Exercise instructions.
Omit every picture and output the rest of the records exactly as they are.
--------------------
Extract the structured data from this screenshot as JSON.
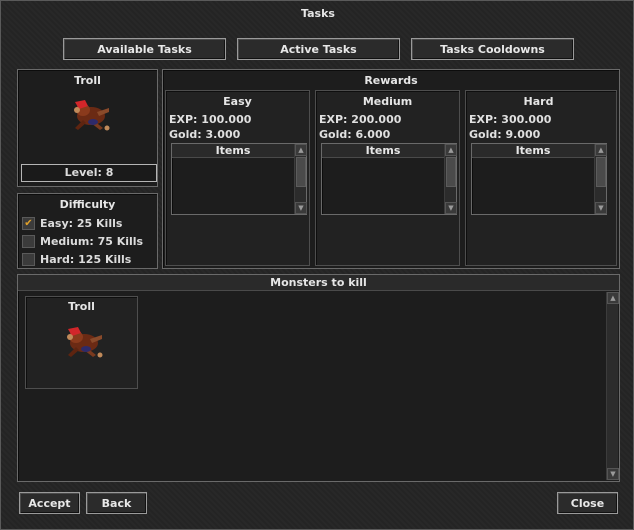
{
  "window": {
    "title": "Tasks"
  },
  "tabs": {
    "available": "Available Tasks",
    "active": "Active Tasks",
    "cooldowns": "Tasks Cooldowns"
  },
  "monster": {
    "name": "Troll",
    "level": "Level: 8"
  },
  "difficulty": {
    "title": "Difficulty",
    "options": [
      {
        "label": "Easy: 25 Kills",
        "checked": true
      },
      {
        "label": "Medium: 75 Kills",
        "checked": false
      },
      {
        "label": "Hard: 125 Kills",
        "checked": false
      }
    ]
  },
  "rewards": {
    "title": "Rewards",
    "items_label": "Items",
    "tiers": [
      {
        "name": "Easy",
        "exp": "EXP: 100.000",
        "gold": "Gold: 3.000"
      },
      {
        "name": "Medium",
        "exp": "EXP: 200.000",
        "gold": "Gold: 6.000"
      },
      {
        "name": "Hard",
        "exp": "EXP: 300.000",
        "gold": "Gold: 9.000"
      }
    ]
  },
  "monsters_to_kill": {
    "title": "Monsters to kill",
    "list": [
      {
        "name": "Troll"
      }
    ]
  },
  "footer": {
    "accept": "Accept",
    "back": "Back",
    "close": "Close"
  },
  "icons": {
    "checkmark": "checkmark-icon",
    "scroll_up": "arrow-up-icon",
    "scroll_down": "arrow-down-icon",
    "monster_sprite": "troll-sprite-icon"
  },
  "colors": {
    "check": "#e0a02a",
    "window_bg": "#252525"
  }
}
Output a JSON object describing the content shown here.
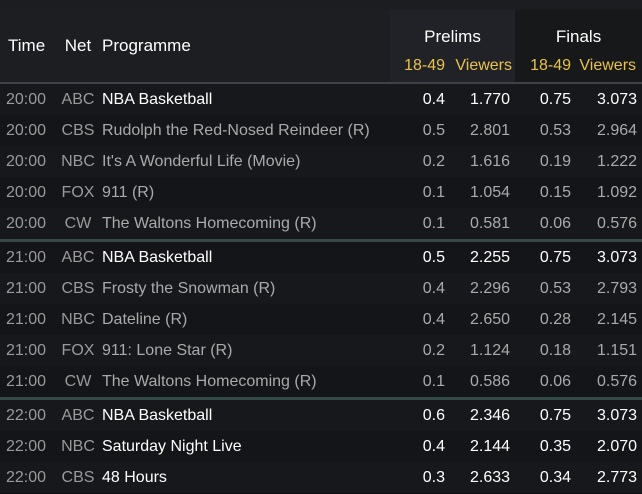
{
  "header": {
    "col_time": "Time",
    "col_net": "Net",
    "col_programme": "Programme",
    "group_prelims": "Prelims",
    "group_finals": "Finals",
    "sub_demo_prelims": "18-49",
    "sub_viewers_prelims": "Viewers",
    "sub_demo_finals": "18-49",
    "sub_viewers_finals": "Viewers"
  },
  "rows": [
    {
      "time": "20:00",
      "net": "ABC",
      "programme": "NBA Basketball",
      "pre_demo": "0.4",
      "pre_viewers": "1.770",
      "fin_demo": "0.75",
      "fin_viewers": "3.073"
    },
    {
      "time": "20:00",
      "net": "CBS",
      "programme": "Rudolph the Red-Nosed Reindeer (R)",
      "pre_demo": "0.5",
      "pre_viewers": "2.801",
      "fin_demo": "0.53",
      "fin_viewers": "2.964"
    },
    {
      "time": "20:00",
      "net": "NBC",
      "programme": "It's A Wonderful Life (Movie)",
      "pre_demo": "0.2",
      "pre_viewers": "1.616",
      "fin_demo": "0.19",
      "fin_viewers": "1.222"
    },
    {
      "time": "20:00",
      "net": "FOX",
      "programme": "911 (R)",
      "pre_demo": "0.1",
      "pre_viewers": "1.054",
      "fin_demo": "0.15",
      "fin_viewers": "1.092"
    },
    {
      "time": "20:00",
      "net": "CW",
      "programme": "The Waltons Homecoming (R)",
      "pre_demo": "0.1",
      "pre_viewers": "0.581",
      "fin_demo": "0.06",
      "fin_viewers": "0.576"
    },
    {
      "time": "21:00",
      "net": "ABC",
      "programme": "NBA Basketball",
      "pre_demo": "0.5",
      "pre_viewers": "2.255",
      "fin_demo": "0.75",
      "fin_viewers": "3.073"
    },
    {
      "time": "21:00",
      "net": "CBS",
      "programme": "Frosty the Snowman (R)",
      "pre_demo": "0.4",
      "pre_viewers": "2.296",
      "fin_demo": "0.53",
      "fin_viewers": "2.793"
    },
    {
      "time": "21:00",
      "net": "NBC",
      "programme": "Dateline (R)",
      "pre_demo": "0.4",
      "pre_viewers": "2.650",
      "fin_demo": "0.28",
      "fin_viewers": "2.145"
    },
    {
      "time": "21:00",
      "net": "FOX",
      "programme": "911: Lone Star (R)",
      "pre_demo": "0.2",
      "pre_viewers": "1.124",
      "fin_demo": "0.18",
      "fin_viewers": "1.151"
    },
    {
      "time": "21:00",
      "net": "CW",
      "programme": "The Waltons Homecoming (R)",
      "pre_demo": "0.1",
      "pre_viewers": "0.586",
      "fin_demo": "0.06",
      "fin_viewers": "0.576"
    },
    {
      "time": "22:00",
      "net": "ABC",
      "programme": "NBA Basketball",
      "pre_demo": "0.6",
      "pre_viewers": "2.346",
      "fin_demo": "0.75",
      "fin_viewers": "3.073"
    },
    {
      "time": "22:00",
      "net": "NBC",
      "programme": "Saturday Night Live",
      "pre_demo": "0.4",
      "pre_viewers": "2.144",
      "fin_demo": "0.35",
      "fin_viewers": "2.070"
    },
    {
      "time": "22:00",
      "net": "CBS",
      "programme": "48 Hours",
      "pre_demo": "0.3",
      "pre_viewers": "2.633",
      "fin_demo": "0.34",
      "fin_viewers": "2.773"
    }
  ]
}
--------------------
Task response.
Extract the structured data from this screenshot as JSON.
{
  "window": {
    "title": "Tasks"
  },
  "tabs": {
    "available": "Available Tasks",
    "active": "Active Tasks",
    "cooldowns": "Tasks Cooldowns"
  },
  "monster": {
    "name": "Troll",
    "level": "Level: 8"
  },
  "difficulty": {
    "title": "Difficulty",
    "options": [
      {
        "label": "Easy: 25 Kills",
        "checked": true
      },
      {
        "label": "Medium: 75 Kills",
        "checked": false
      },
      {
        "label": "Hard: 125 Kills",
        "checked": false
      }
    ]
  },
  "rewards": {
    "title": "Rewards",
    "items_label": "Items",
    "tiers": [
      {
        "name": "Easy",
        "exp": "EXP: 100.000",
        "gold": "Gold: 3.000"
      },
      {
        "name": "Medium",
        "exp": "EXP: 200.000",
        "gold": "Gold: 6.000"
      },
      {
        "name": "Hard",
        "exp": "EXP: 300.000",
        "gold": "Gold: 9.000"
      }
    ]
  },
  "monsters_to_kill": {
    "title": "Monsters to kill",
    "list": [
      {
        "name": "Troll"
      }
    ]
  },
  "footer": {
    "accept": "Accept",
    "back": "Back",
    "close": "Close"
  },
  "icons": {
    "checkmark": "checkmark-icon",
    "scroll_up": "arrow-up-icon",
    "scroll_down": "arrow-down-icon",
    "monster_sprite": "troll-sprite-icon"
  },
  "colors": {
    "check": "#e0a02a",
    "window_bg": "#252525"
  }
}
Output a JSON object describing the content shown here.
{
  "header": {
    "col_time": "Time",
    "col_net": "Net",
    "col_programme": "Programme",
    "group_prelims": "Prelims",
    "group_finals": "Finals",
    "sub_demo_prelims": "18-49",
    "sub_viewers_prelims": "Viewers",
    "sub_demo_finals": "18-49",
    "sub_viewers_finals": "Viewers"
  },
  "rows": [
    {
      "time": "20:00",
      "net": "ABC",
      "programme": "NBA Basketball",
      "pre_demo": "0.4",
      "pre_viewers": "1.770",
      "fin_demo": "0.75",
      "fin_viewers": "3.073"
    },
    {
      "time": "20:00",
      "net": "CBS",
      "programme": "Rudolph the Red-Nosed Reindeer (R)",
      "pre_demo": "0.5",
      "pre_viewers": "2.801",
      "fin_demo": "0.53",
      "fin_viewers": "2.964"
    },
    {
      "time": "20:00",
      "net": "NBC",
      "programme": "It's A Wonderful Life (Movie)",
      "pre_demo": "0.2",
      "pre_viewers": "1.616",
      "fin_demo": "0.19",
      "fin_viewers": "1.222"
    },
    {
      "time": "20:00",
      "net": "FOX",
      "programme": "911 (R)",
      "pre_demo": "0.1",
      "pre_viewers": "1.054",
      "fin_demo": "0.15",
      "fin_viewers": "1.092"
    },
    {
      "time": "20:00",
      "net": "CW",
      "programme": "The Waltons Homecoming (R)",
      "pre_demo": "0.1",
      "pre_viewers": "0.581",
      "fin_demo": "0.06",
      "fin_viewers": "0.576"
    },
    {
      "time": "21:00",
      "net": "ABC",
      "programme": "NBA Basketball",
      "pre_demo": "0.5",
      "pre_viewers": "2.255",
      "fin_demo": "0.75",
      "fin_viewers": "3.073"
    },
    {
      "time": "21:00",
      "net": "CBS",
      "programme": "Frosty the Snowman (R)",
      "pre_demo": "0.4",
      "pre_viewers": "2.296",
      "fin_demo": "0.53",
      "fin_viewers": "2.793"
    },
    {
      "time": "21:00",
      "net": "NBC",
      "programme": "Dateline (R)",
      "pre_demo": "0.4",
      "pre_viewers": "2.650",
      "fin_demo": "0.28",
      "fin_viewers": "2.145"
    },
    {
      "time": "21:00",
      "net": "FOX",
      "programme": "911: Lone Star (R)",
      "pre_demo": "0.2",
      "pre_viewers": "1.124",
      "fin_demo": "0.18",
      "fin_viewers": "1.151"
    },
    {
      "time": "21:00",
      "net": "CW",
      "programme": "The Waltons Homecoming (R)",
      "pre_demo": "0.1",
      "pre_viewers": "0.586",
      "fin_demo": "0.06",
      "fin_viewers": "0.576"
    },
    {
      "time": "22:00",
      "net": "ABC",
      "programme": "NBA Basketball",
      "pre_demo": "0.6",
      "pre_viewers": "2.346",
      "fin_demo": "0.75",
      "fin_viewers": "3.073"
    },
    {
      "time": "22:00",
      "net": "NBC",
      "programme": "Saturday Night Live",
      "pre_demo": "0.4",
      "pre_viewers": "2.144",
      "fin_demo": "0.35",
      "fin_viewers": "2.070"
    },
    {
      "time": "22:00",
      "net": "CBS",
      "programme": "48 Hours",
      "pre_demo": "0.3",
      "pre_viewers": "2.633",
      "fin_demo": "0.34",
      "fin_viewers": "2.773"
    }
  ]
}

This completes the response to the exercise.